According to Cisco vice-president and global innovation officer Guy Diedrich, this is part of a broader move to engage with various governments to accelerate the uptake of digitisation.
It started in France, before extending to the UK, Italy, Germany and India, he said.
Boal explained that Cisco has for some time been working with federal, state and territory governments in areas such as employment, health, education, transport, and other aspects of city infrastructure, and recently decided to "supercharge our efforts" in this regard.
If economic growth is starting to falter in Australia, digitisation is a way to kick things along, he said.
"Australia needs more digitisation," he said, but while the nation's leaders are more committed, the technology is here, but the "skills are not necessarily fully available".
"It's all about public-private partnerships." The Australian government wants to bring universities and industry closer together, and "we're trying to bridge that gap", for example, by working with Flinders University and other organisations to research issues around the use of Wi-Fi in hospitals
The plan also takes in the SMB sector, said Boal. Cisco is working with NBN Co and managed service providers to help 20,000 small businesses a month not merely transition to the NBN, but also transform the way they work.
Boal suggested that Australia would not get the full benefit of digitalisation by enterprises and governments unless SMBs also get on-board. But for that to happen, owners must be convinced of the value of digitisation, and the industry must deliver right-sized products.

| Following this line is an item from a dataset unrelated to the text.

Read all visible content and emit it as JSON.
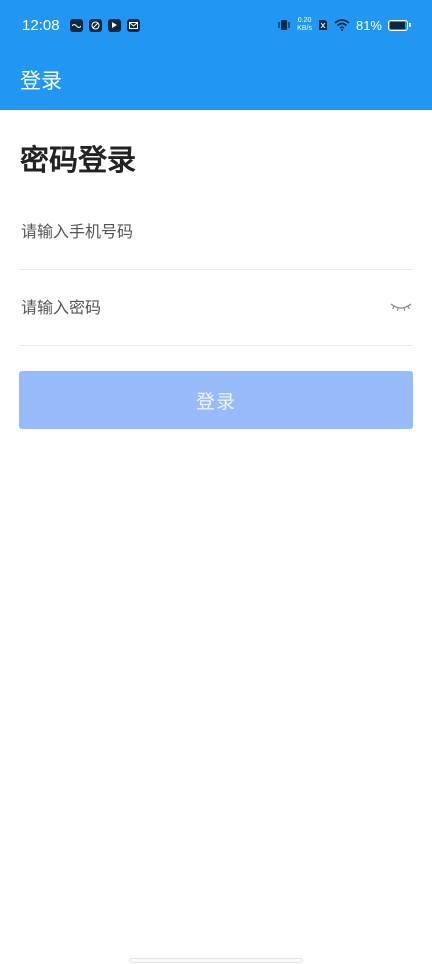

"We're open for business on all these programs," he said, emphasising that "Cisco expects a commercial return over the longer term" from these activities: "it''s very much a commercial investment".